_Given data_.
....................

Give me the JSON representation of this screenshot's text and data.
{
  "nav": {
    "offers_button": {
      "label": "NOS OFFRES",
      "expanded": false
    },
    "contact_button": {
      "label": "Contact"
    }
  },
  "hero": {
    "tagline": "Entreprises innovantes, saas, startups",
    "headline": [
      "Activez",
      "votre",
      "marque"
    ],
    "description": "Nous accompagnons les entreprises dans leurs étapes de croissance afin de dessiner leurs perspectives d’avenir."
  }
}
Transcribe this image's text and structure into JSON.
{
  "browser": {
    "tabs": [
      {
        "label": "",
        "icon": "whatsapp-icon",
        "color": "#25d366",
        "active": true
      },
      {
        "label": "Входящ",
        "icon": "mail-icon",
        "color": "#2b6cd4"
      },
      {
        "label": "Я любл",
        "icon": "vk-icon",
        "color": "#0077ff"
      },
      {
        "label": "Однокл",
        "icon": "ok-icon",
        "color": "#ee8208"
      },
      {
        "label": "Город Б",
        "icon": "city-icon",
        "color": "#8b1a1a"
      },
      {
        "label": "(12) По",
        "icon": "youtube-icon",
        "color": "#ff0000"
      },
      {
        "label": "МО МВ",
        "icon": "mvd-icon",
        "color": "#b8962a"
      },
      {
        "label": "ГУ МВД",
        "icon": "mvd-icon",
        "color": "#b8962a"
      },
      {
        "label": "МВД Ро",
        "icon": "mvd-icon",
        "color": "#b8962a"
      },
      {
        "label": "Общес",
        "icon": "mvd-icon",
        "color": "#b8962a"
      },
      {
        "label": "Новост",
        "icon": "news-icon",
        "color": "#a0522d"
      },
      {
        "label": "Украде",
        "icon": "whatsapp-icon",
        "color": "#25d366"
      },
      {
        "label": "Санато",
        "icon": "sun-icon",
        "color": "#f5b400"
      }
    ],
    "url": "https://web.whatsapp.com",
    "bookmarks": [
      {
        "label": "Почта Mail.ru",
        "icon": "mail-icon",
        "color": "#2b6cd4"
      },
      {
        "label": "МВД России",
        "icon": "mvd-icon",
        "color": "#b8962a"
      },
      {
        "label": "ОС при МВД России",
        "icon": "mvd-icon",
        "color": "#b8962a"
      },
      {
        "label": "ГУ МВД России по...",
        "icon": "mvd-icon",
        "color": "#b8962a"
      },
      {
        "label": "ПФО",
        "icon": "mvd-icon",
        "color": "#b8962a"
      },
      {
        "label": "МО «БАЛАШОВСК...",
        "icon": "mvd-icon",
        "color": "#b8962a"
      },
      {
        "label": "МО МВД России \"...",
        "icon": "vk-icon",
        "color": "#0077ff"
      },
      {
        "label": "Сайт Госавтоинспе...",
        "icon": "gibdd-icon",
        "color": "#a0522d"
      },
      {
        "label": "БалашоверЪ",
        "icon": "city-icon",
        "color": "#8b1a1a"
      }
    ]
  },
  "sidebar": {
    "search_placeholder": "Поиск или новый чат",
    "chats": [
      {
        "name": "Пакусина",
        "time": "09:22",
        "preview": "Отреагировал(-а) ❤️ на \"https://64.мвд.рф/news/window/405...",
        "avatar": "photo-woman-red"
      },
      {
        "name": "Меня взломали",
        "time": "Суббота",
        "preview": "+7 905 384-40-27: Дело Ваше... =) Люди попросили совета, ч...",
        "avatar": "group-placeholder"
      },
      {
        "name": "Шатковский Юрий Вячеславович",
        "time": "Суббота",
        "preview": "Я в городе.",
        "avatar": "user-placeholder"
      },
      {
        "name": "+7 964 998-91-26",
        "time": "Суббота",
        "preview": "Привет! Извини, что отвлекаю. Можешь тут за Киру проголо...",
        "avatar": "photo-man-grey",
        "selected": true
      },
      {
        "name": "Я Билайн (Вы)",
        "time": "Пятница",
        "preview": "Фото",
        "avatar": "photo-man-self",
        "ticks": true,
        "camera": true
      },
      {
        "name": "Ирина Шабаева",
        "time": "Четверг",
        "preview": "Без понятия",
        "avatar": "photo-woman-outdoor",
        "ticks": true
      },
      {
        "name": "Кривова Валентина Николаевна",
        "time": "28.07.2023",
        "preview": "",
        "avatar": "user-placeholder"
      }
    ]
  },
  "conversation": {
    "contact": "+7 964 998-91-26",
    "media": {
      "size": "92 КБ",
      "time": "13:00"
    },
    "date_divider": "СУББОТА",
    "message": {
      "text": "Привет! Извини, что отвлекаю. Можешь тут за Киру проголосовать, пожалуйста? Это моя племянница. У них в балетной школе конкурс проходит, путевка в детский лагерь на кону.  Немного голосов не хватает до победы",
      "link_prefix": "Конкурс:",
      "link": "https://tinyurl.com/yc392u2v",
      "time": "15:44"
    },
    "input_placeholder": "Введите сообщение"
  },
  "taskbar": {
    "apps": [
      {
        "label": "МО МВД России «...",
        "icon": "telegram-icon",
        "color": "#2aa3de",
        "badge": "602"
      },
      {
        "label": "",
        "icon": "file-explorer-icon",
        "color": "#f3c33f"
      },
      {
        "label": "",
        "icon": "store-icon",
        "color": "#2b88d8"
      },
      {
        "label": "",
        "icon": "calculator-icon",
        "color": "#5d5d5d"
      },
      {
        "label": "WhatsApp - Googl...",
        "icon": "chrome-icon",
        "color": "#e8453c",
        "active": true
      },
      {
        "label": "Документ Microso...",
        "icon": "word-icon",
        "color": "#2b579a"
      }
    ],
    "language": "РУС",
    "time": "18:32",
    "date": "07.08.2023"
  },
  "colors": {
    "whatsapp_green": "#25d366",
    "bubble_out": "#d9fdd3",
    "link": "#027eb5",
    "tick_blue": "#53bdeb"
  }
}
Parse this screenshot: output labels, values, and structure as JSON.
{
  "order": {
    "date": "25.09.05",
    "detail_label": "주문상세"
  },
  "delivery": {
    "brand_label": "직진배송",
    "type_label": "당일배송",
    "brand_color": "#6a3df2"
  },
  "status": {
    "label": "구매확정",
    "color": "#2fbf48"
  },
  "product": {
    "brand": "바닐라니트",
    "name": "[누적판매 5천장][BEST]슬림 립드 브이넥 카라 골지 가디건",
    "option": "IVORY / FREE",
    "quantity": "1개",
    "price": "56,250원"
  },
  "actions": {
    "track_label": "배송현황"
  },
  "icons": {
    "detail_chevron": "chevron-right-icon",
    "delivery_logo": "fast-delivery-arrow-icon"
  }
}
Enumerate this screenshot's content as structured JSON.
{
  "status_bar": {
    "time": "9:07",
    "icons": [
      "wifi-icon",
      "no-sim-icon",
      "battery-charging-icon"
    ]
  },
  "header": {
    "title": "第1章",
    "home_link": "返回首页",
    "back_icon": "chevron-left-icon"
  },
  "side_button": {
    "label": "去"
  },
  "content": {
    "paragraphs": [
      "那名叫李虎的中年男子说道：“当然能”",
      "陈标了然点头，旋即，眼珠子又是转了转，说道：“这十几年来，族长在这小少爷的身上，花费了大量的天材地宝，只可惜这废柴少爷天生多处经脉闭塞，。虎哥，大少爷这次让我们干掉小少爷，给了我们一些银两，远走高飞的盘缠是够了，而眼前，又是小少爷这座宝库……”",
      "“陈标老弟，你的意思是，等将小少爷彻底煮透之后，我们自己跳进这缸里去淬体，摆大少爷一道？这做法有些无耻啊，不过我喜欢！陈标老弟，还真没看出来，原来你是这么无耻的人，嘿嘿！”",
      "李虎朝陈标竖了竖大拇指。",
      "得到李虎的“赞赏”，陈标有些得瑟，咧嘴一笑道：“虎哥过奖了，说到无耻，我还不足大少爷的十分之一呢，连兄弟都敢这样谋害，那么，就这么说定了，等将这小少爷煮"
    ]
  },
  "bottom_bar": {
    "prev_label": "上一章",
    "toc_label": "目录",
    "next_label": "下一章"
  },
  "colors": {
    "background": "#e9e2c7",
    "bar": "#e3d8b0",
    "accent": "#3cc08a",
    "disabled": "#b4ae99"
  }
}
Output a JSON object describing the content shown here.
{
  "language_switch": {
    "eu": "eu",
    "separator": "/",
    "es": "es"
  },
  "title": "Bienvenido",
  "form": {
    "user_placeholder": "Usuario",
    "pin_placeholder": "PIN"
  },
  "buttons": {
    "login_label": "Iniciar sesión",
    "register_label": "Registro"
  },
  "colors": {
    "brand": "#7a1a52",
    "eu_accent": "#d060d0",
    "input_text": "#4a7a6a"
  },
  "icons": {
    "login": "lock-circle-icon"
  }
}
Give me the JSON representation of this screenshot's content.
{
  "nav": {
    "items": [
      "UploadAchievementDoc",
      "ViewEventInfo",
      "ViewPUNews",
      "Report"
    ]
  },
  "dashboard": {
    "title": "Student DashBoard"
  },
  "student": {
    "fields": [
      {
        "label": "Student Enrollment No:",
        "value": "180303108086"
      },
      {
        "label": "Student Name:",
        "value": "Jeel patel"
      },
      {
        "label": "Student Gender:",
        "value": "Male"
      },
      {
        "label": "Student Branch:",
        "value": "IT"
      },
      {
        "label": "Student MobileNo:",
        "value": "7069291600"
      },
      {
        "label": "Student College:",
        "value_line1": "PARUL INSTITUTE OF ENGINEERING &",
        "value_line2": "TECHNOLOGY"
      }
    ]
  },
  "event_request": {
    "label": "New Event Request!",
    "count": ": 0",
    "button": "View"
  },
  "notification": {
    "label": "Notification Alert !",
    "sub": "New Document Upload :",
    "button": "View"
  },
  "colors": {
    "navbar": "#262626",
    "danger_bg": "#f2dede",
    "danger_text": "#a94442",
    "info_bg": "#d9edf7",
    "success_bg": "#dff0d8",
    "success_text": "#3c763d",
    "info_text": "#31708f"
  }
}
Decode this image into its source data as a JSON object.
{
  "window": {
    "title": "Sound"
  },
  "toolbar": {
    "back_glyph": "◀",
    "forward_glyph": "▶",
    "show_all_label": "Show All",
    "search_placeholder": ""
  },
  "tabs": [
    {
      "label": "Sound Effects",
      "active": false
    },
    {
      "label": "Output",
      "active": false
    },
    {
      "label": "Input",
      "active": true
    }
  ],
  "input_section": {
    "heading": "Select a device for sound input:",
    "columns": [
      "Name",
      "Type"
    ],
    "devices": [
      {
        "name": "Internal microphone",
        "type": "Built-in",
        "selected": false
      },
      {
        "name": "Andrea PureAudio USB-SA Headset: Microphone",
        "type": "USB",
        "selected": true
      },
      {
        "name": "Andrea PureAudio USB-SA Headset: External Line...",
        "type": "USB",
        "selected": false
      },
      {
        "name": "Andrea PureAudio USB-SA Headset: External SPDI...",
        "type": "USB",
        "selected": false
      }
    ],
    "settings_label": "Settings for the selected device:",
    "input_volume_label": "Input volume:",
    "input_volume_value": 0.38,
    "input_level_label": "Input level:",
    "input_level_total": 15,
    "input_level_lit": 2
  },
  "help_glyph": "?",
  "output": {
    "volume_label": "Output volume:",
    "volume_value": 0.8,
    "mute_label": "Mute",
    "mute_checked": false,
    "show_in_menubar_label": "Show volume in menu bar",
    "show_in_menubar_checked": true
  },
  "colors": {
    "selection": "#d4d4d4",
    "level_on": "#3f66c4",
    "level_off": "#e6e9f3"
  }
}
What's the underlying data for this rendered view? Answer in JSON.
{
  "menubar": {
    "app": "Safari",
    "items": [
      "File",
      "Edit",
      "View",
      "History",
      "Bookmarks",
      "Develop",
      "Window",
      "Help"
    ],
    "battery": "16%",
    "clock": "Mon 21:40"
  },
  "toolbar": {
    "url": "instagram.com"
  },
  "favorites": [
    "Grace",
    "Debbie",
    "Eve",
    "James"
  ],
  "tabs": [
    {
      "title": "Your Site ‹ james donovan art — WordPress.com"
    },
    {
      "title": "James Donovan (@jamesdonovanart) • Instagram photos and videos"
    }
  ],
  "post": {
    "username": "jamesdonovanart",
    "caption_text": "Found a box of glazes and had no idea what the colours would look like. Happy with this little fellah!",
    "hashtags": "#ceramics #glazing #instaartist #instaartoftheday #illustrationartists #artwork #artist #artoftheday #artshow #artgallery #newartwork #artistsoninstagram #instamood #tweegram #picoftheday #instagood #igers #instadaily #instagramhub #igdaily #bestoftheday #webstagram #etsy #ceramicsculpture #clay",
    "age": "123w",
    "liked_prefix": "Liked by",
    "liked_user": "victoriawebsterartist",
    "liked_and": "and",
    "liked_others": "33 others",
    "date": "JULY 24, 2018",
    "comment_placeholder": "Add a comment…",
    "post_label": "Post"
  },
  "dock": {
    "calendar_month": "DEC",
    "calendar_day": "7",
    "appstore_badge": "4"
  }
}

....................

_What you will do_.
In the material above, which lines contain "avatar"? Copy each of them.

_Reply to the exercise_.
        "avatar": "photo-woman-red"
        "avatar": "group-placeholder"
        "avatar": "user-placeholder"
        "avatar": "photo-man-grey",
        "avatar": "photo-man-self",
        "avatar": "photo-woman-outdoor",
        "avatar": "user-placeholder"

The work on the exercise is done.